“At this point, what we would like to do, is implement an intelligence-led, policing fusion center, if you will,” said Rockford Police Chief Dan O’Shea, before the City Council Committee on Monday.
O’Shea is seeking a little more than $1 million worth of technologies that his department could use in order to better police the city. A large portion, $480,000, would be used to buy two ‘Shot Spotter’ units, which are used to help police pinpoint the exact location of where a gun was fired.
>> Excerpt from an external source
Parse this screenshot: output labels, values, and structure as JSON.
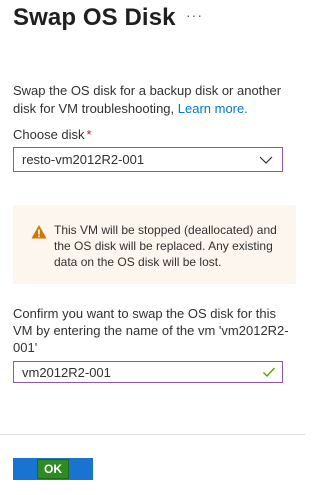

O’Shea also wants seven more license plate readers that would cost $140,000, and 40 surveillance cameras to be installed at intersections across the city at a cost of $200,000. The remaining money would be used to hire six more officers.
“I know it works. I’ve seen it work. I’ve seen information centers and fusion centers work previously, so I know they’ll work here too,” he added.
O’Shea assured the council that the surveillance cameras would only be to monitor criminal activity, and not to invade anyone’s privacy.
“The pan, tilt, zoom cameras at different locations, (would be in) public domains… again, not in residential areas, not looking in windows spying on people, just in very common open areas,” he said.
The proposal is something most Alderman, including Venita Hervey, said they can stand behind. “We can’t, as they said, arrest our way out of it. We’ve got to get smarter about fighting it and with crime interdiction procedures,” Alderman Hervey said.
Community activist Prophet Yusef, who’s lived in Rockford for the last 11 years, also believed these would be steps in the right direction.
“If you add up all the crime that’s been going on in Rockford, it’s [costing the city] over a million dollars. You’ll be saving money. Plus, you’ll be saving lives,” Prophet Yusef said.
Chief O’Shea said he has been working on securing federal funding to help pay for the upgrades. A vote hasn’t been made at City Council yet to determine if the department will get funding.